- [What you will do] Are you able to retype all the records below exactly?

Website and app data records
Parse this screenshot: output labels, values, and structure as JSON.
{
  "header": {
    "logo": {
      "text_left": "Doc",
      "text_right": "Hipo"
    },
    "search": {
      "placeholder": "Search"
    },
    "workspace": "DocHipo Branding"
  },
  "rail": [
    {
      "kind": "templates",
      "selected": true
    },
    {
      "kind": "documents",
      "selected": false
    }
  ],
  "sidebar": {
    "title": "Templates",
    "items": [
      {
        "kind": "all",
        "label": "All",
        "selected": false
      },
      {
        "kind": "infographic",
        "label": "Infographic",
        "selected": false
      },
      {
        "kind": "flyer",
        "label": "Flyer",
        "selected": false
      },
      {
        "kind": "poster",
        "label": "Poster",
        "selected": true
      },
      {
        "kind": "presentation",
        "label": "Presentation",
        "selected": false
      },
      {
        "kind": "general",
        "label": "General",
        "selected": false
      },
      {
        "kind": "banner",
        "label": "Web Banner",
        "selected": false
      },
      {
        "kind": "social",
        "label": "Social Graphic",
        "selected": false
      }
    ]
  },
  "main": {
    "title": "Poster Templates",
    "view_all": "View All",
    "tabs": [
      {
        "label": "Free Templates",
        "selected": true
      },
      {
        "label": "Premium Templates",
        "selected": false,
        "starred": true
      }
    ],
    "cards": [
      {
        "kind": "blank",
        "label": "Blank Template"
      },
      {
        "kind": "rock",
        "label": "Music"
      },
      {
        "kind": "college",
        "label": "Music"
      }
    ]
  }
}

- [Answer to this problem]
Parse this screenshot: output labels, values, and structure as JSON.
{
  "header": {
    "logo": {
      "text_left": "Doc",
      "text_right": "Hipo"
    },
    "search": {
      "placeholder": "Search"
    },
    "workspace": "DocHipo Branding"
  },
  "rail": [
    {
      "kind": "templates",
      "selected": true
    },
    {
      "kind": "documents",
      "selected": false
    }
  ],
  "sidebar": {
    "title": "Templates",
    "items": [
      {
        "kind": "all",
        "label": "All",
        "selected": false
      },
      {
        "kind": "infographic",
        "label": "Infographic",
        "selected": false
      },
      {
        "kind": "flyer",
        "label": "Flyer",
        "selected": false
      },
      {
        "kind": "poster",
        "label": "Poster",
        "selected": true
      },
      {
        "kind": "presentation",
        "label": "Presentation",
        "selected": false
      },
      {
        "kind": "general",
        "label": "General",
        "selected": false
      },
      {
        "kind": "banner",
        "label": "Web Banner",
        "selected": false
      },
      {
        "kind": "social",
        "label": "Social Graphic",
        "selected": false
      }
    ]
  },
  "main": {
    "title": "Poster Templates",
    "view_all": "View All",
    "tabs": [
      {
        "label": "Free Templates",
        "selected": true
      },
      {
        "label": "Premium Templates",
        "selected": false,
        "starred": true
      }
    ],
    "cards": [
      {
        "kind": "blank",
        "label": "Blank Template"
      },
      {
        "kind": "rock",
        "label": "Music"
      },
      {
        "kind": "college",
        "label": "Music"
      }
    ]
  }
}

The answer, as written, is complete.